On such a momentous day, one looks outward for something appropriate to quote to mark the occasion. And, as so often, one’s thoughts turn to that great pensions guru, the late, lamented Dr Hunter S Thompson, who never quite said this:
“So listen up Bubba, and listen good, for I am a Doctor of Journalism and I know whereof I speak…the auto-enrolment hog is out of the tunnel and stands, blinking, in the watery sunshine while all around it circle the mediocre hacks with knives out and fear and hatred in their bloodshot eyes waiting to take a slice out of the poor bastard…I expect bad craziness, Bubba, and I expect it soon…”
I think we can all get next to that, don’t you?
For what it’s worth, here are just a few quick thoughts based on watching this for however many years…
1. It will work – I have no idea how many previously unpensioned staff will heed the call, but some will, maybe lots, and that’s a result.
2. It will get simpler – right now, many employers are wishing that full compulsion was coming in as managing opt-outs is (technical term) a bugger. But as we get movement on PAYE period alignment and software gets more connected and smarter, these pains will ease. I was really impressed with some of the kit on display at the EB Live employee benefits expo last week.
3. It will be another kidney punch to the lifecos – as if they didn’t have enough to worry about, NEST and its low-cost competitors NOW and the People’s Pension are a massive persistency threat to back books. Take this one seriously – it’ll be a slow burn, but within 6-7 years (not long in pension terms) the big insurers will have a markedly different business mix. All those commission-based schemes not so much, as it turned out, of a great idea.
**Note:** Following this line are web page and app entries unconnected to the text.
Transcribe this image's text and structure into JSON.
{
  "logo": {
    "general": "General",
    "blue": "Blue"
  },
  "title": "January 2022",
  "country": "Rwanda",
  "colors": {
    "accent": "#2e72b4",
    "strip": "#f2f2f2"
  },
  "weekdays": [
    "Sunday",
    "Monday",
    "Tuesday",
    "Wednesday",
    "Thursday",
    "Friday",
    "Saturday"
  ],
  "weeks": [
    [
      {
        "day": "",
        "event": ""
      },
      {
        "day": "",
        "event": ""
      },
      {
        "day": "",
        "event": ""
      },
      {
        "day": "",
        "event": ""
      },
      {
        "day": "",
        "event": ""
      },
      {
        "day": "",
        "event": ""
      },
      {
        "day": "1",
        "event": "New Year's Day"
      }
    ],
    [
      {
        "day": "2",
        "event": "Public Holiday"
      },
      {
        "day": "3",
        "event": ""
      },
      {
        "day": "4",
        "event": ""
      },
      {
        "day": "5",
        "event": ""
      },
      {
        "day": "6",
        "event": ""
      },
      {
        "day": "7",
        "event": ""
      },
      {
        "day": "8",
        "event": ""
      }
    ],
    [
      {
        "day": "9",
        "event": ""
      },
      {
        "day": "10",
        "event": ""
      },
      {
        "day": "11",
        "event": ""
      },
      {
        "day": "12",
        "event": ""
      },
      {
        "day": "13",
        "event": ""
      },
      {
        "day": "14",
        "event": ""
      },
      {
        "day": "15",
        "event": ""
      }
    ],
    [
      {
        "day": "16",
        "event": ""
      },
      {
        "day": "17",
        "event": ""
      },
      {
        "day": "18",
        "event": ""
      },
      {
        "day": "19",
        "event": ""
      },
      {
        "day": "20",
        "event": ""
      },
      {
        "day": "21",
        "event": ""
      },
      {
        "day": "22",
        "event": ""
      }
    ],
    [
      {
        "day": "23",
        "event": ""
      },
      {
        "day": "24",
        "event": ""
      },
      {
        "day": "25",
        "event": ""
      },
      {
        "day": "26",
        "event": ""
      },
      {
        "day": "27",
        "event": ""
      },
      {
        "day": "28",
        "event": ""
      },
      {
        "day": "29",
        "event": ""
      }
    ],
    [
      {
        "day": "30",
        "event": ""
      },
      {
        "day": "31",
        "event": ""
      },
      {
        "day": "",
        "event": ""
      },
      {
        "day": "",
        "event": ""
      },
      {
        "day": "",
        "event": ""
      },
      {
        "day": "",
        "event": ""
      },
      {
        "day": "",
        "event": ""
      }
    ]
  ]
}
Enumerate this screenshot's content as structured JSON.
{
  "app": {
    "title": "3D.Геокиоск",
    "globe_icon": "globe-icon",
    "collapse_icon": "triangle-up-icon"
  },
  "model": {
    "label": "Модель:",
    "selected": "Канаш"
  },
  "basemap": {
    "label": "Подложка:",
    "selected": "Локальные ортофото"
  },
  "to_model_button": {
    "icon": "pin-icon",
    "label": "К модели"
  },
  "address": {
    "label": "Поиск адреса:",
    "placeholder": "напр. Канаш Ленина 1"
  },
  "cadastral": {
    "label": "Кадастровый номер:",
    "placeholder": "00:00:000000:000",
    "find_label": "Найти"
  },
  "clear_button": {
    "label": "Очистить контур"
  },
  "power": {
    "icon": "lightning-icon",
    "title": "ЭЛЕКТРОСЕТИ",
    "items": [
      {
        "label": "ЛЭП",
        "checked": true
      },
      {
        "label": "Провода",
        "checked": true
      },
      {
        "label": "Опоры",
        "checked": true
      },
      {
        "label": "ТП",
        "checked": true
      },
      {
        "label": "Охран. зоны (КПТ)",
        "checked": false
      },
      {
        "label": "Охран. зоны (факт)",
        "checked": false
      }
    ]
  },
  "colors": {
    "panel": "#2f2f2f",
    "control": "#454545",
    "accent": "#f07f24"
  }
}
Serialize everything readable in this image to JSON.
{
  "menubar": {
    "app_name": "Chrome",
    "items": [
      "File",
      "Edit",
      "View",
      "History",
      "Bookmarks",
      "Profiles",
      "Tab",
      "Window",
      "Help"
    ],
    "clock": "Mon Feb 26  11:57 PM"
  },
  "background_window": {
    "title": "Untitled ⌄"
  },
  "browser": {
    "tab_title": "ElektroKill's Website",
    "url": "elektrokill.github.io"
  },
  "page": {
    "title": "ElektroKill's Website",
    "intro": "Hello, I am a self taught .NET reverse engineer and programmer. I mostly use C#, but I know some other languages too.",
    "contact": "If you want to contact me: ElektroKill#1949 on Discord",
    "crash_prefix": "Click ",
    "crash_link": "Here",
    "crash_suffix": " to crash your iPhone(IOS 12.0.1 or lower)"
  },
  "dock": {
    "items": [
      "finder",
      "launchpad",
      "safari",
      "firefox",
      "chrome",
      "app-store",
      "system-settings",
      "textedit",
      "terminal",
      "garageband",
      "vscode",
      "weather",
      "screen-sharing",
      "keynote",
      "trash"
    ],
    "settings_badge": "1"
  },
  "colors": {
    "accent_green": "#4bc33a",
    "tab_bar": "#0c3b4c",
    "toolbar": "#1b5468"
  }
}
4. It will cause blight for advisers – in research the lang cat conducted recently in association with our friends at The Platforum for our new jointly produced and on-sale-now Corporate Platform Guide (which I commend to you wholeheartedly), employers overwhelmingly want to get AE sorted before considering other shiny stuff, especially corporate ISAs and new platforms.
So there you have it. It’s here and it’s not going away. Today is the first day of what HST might have called The New Pensions Seriousness. A warm(ish) welcome to AE, then, and good luck to those employees who left the opt-out box unticked and are starting their first pension journey.
The statements will still be rubbish, by the way.